• EXERCISE PROMPT:
Beneath this sentence is a set of records; write each of them out exactly.

Recorded data:
╔══

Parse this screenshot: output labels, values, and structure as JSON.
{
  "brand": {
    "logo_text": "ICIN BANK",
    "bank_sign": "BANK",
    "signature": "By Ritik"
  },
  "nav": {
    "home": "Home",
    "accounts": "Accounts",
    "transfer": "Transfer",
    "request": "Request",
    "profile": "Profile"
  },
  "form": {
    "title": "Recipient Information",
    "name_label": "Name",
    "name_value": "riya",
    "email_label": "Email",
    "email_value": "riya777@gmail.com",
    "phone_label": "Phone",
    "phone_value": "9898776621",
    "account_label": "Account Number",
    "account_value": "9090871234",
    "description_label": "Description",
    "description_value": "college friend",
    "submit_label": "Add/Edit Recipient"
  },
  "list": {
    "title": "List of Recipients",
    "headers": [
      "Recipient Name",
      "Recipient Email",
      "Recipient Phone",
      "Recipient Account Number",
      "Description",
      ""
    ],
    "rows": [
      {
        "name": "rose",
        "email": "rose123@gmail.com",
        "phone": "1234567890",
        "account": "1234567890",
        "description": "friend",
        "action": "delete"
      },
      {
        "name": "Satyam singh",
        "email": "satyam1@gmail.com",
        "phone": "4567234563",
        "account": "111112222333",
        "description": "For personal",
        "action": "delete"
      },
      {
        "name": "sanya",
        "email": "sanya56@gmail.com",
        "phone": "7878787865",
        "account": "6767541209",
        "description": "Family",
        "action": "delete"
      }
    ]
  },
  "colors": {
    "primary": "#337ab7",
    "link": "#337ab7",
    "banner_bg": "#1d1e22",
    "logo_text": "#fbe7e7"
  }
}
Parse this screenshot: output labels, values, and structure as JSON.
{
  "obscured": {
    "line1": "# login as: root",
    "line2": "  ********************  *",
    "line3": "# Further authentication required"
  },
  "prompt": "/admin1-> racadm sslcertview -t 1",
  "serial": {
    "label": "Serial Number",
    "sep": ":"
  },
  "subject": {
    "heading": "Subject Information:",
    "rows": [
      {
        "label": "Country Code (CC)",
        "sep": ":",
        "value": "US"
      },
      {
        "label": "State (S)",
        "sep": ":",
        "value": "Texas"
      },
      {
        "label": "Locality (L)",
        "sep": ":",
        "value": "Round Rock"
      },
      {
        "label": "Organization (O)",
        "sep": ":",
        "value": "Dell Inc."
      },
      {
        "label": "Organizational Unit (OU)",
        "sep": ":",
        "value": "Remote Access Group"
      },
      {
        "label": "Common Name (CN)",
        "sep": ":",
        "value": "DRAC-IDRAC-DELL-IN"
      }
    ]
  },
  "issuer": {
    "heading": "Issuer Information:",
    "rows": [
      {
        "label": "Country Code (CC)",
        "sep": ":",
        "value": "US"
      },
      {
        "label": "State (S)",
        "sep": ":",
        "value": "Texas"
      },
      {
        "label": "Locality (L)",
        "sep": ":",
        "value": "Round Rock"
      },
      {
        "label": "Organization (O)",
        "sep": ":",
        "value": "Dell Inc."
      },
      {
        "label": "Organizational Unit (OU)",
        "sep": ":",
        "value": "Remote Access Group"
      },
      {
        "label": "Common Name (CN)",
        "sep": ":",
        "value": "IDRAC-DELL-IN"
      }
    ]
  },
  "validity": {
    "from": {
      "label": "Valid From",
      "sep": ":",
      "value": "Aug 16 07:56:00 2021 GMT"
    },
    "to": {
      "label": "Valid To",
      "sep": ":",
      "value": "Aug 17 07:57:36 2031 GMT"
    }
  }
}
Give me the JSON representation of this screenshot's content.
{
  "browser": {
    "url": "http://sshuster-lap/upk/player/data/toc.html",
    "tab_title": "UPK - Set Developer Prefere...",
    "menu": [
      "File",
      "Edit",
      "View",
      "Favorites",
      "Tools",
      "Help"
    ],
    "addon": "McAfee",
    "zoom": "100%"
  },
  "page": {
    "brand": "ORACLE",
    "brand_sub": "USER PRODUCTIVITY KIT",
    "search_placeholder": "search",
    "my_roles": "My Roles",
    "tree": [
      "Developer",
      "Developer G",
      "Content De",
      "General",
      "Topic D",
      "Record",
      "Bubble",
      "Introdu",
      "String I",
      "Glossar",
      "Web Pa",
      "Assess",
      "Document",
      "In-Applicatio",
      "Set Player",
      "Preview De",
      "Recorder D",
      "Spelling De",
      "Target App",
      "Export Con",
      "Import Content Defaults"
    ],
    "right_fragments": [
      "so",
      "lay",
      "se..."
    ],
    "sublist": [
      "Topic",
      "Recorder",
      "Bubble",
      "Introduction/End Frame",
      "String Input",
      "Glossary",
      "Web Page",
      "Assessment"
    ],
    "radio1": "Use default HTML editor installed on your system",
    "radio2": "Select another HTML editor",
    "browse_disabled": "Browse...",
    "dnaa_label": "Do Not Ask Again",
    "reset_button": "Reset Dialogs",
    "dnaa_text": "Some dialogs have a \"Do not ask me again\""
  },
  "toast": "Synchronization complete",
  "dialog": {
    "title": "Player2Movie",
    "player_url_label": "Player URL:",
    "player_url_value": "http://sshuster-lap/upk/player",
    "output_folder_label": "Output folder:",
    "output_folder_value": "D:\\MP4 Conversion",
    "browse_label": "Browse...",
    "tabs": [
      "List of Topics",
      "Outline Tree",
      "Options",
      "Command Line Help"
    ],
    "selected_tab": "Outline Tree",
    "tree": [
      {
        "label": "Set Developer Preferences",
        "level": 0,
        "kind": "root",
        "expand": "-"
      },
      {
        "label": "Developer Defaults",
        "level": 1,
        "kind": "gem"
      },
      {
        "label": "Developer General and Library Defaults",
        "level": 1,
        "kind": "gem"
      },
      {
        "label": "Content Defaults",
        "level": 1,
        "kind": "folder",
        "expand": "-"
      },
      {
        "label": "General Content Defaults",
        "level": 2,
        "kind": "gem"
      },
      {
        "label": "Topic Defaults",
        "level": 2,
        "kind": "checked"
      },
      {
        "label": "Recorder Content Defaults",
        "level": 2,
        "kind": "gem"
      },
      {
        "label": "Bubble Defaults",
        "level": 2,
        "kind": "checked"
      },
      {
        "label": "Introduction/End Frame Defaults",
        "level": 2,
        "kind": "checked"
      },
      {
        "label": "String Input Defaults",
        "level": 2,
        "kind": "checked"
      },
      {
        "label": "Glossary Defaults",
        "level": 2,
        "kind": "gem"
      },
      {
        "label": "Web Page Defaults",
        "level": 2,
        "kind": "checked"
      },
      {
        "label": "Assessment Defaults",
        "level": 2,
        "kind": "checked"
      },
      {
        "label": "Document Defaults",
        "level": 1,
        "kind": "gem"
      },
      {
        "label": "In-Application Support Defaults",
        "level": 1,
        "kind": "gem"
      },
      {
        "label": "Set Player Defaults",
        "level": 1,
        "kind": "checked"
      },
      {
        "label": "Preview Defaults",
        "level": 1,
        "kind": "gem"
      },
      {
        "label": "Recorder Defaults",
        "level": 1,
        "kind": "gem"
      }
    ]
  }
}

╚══

• ANSWER BELOW:
Parse this screenshot: output labels, values, and structure as JSON.
{
  "brand": {
    "logo_text": "ICIN BANK",
    "bank_sign": "BANK",
    "signature": "By Ritik"
  },
  "nav": {
    "home": "Home",
    "accounts": "Accounts",
    "transfer": "Transfer",
    "request": "Request",
    "profile": "Profile"
  },
  "form": {
    "title": "Recipient Information",
    "name_label": "Name",
    "name_value": "riya",
    "email_label": "Email",
    "email_value": "riya777@gmail.com",
    "phone_label": "Phone",
    "phone_value": "9898776621",
    "account_label": "Account Number",
    "account_value": "9090871234",
    "description_label": "Description",
    "description_value": "college friend",
    "submit_label": "Add/Edit Recipient"
  },
  "list": {
    "title": "List of Recipients",
    "headers": [
      "Recipient Name",
      "Recipient Email",
      "Recipient Phone",
      "Recipient Account Number",
      "Description",
      ""
    ],
    "rows": [
      {
        "name": "rose",
        "email": "rose123@gmail.com",
        "phone": "1234567890",
        "account": "1234567890",
        "description": "friend",
        "action": "delete"
      },
      {
        "name": "Satyam singh",
        "email": "satyam1@gmail.com",
        "phone": "4567234563",
        "account": "111112222333",
        "description": "For personal",
        "action": "delete"
      },
      {
        "name": "sanya",
        "email": "sanya56@gmail.com",
        "phone": "7878787865",
        "account": "6767541209",
        "description": "Family",
        "action": "delete"
      }
    ]
  },
  "colors": {
    "primary": "#337ab7",
    "link": "#337ab7",
    "banner_bg": "#1d1e22",
    "logo_text": "#fbe7e7"
  }
}
Parse this screenshot: output labels, values, and structure as JSON.
{
  "obscured": {
    "line1": "# login as: root",
    "line2": "  ********************  *",
    "line3": "# Further authentication required"
  },
  "prompt": "/admin1-> racadm sslcertview -t 1",
  "serial": {
    "label": "Serial Number",
    "sep": ":"
  },
  "subject": {
    "heading": "Subject Information:",
    "rows": [
      {
        "label": "Country Code (CC)",
        "sep": ":",
        "value": "US"
      },
      {
        "label": "State (S)",
        "sep": ":",
        "value": "Texas"
      },
      {
        "label": "Locality (L)",
        "sep": ":",
        "value": "Round Rock"
      },
      {
        "label": "Organization (O)",
        "sep": ":",
        "value": "Dell Inc."
      },
      {
        "label": "Organizational Unit (OU)",
        "sep": ":",
        "value": "Remote Access Group"
      },
      {
        "label": "Common Name (CN)",
        "sep": ":",
        "value": "DRAC-IDRAC-DELL-IN"
      }
    ]
  },
  "issuer": {
    "heading": "Issuer Information:",
    "rows": [
      {
        "label": "Country Code (CC)",
        "sep": ":",
        "value": "US"
      },
      {
        "label": "State (S)",
        "sep": ":",
        "value": "Texas"
      },
      {
        "label": "Locality (L)",
        "sep": ":",
        "value": "Round Rock"
      },
      {
        "label": "Organization (O)",
        "sep": ":",
        "value": "Dell Inc."
      },
      {
        "label": "Organizational Unit (OU)",
        "sep": ":",
        "value": "Remote Access Group"
      },
      {
        "label": "Common Name (CN)",
        "sep": ":",
        "value": "IDRAC-DELL-IN"
      }
    ]
  },
  "validity": {
    "from": {
      "label": "Valid From",
      "sep": ":",
      "value": "Aug 16 07:56:00 2021 GMT"
    },
    "to": {
      "label": "Valid To",
      "sep": ":",
      "value": "Aug 17 07:57:36 2031 GMT"
    }
  }
}
Give me the JSON representation of this screenshot's content.
{
  "browser": {
    "url": "http://sshuster-lap/upk/player/data/toc.html",
    "tab_title": "UPK - Set Developer Prefere...",
    "menu": [
      "File",
      "Edit",
      "View",
      "Favorites",
      "Tools",
      "Help"
    ],
    "addon": "McAfee",
    "zoom": "100%"
  },
  "page": {
    "brand": "ORACLE",
    "brand_sub": "USER PRODUCTIVITY KIT",
    "search_placeholder": "search",
    "my_roles": "My Roles",
    "tree": [
      "Developer",
      "Developer G",
      "Content De",
      "General",
      "Topic D",
      "Record",
      "Bubble",
      "Introdu",
      "String I",
      "Glossar",
      "Web Pa",
      "Assess",
      "Document",
      "In-Applicatio",
      "Set Player",
      "Preview De",
      "Recorder D",
      "Spelling De",
      "Target App",
      "Export Con",
      "Import Content Defaults"
    ],
    "right_fragments": [
      "so",
      "lay",
      "se..."
    ],
    "sublist": [
      "Topic",
      "Recorder",
      "Bubble",
      "Introduction/End Frame",
      "String Input",
      "Glossary",
      "Web Page",
      "Assessment"
    ],
    "radio1": "Use default HTML editor installed on your system",
    "radio2": "Select another HTML editor",
    "browse_disabled": "Browse...",
    "dnaa_label": "Do Not Ask Again",
    "reset_button": "Reset Dialogs",
    "dnaa_text": "Some dialogs have a \"Do not ask me again\""
  },
  "toast": "Synchronization complete",
  "dialog": {
    "title": "Player2Movie",
    "player_url_label": "Player URL:",
    "player_url_value": "http://sshuster-lap/upk/player",
    "output_folder_label": "Output folder:",
    "output_folder_value": "D:\\MP4 Conversion",
    "browse_label": "Browse...",
    "tabs": [
      "List of Topics",
      "Outline Tree",
      "Options",
      "Command Line Help"
    ],
    "selected_tab": "Outline Tree",
    "tree": [
      {
        "label": "Set Developer Preferences",
        "level": 0,
        "kind": "root",
        "expand": "-"
      },
      {
        "label": "Developer Defaults",
        "level": 1,
        "kind": "gem"
      },
      {
        "label": "Developer General and Library Defaults",
        "level": 1,
        "kind": "gem"
      },
      {
        "label": "Content Defaults",
        "level": 1,
        "kind": "folder",
        "expand": "-"
      },
      {
        "label": "General Content Defaults",
        "level": 2,
        "kind": "gem"
      },
      {
        "label": "Topic Defaults",
        "level": 2,
        "kind": "checked"
      },
      {
        "label": "Recorder Content Defaults",
        "level": 2,
        "kind": "gem"
      },
      {
        "label": "Bubble Defaults",
        "level": 2,
        "kind": "checked"
      },
      {
        "label": "Introduction/End Frame Defaults",
        "level": 2,
        "kind": "checked"
      },
      {
        "label": "String Input Defaults",
        "level": 2,
        "kind": "checked"
      },
      {
        "label": "Glossary Defaults",
        "level": 2,
        "kind": "gem"
      },
      {
        "label": "Web Page Defaults",
        "level": 2,
        "kind": "checked"
      },
      {
        "label": "Assessment Defaults",
        "level": 2,
        "kind": "checked"
      },
      {
        "label": "Document Defaults",
        "level": 1,
        "kind": "gem"
      },
      {
        "label": "In-Application Support Defaults",
        "level": 1,
        "kind": "gem"
      },
      {
        "label": "Set Player Defaults",
        "level": 1,
        "kind": "checked"
      },
      {
        "label": "Preview Defaults",
        "level": 1,
        "kind": "gem"
      },
      {
        "label": "Recorder Defaults",
        "level": 1,
        "kind": "gem"
      }
    ]
  }
}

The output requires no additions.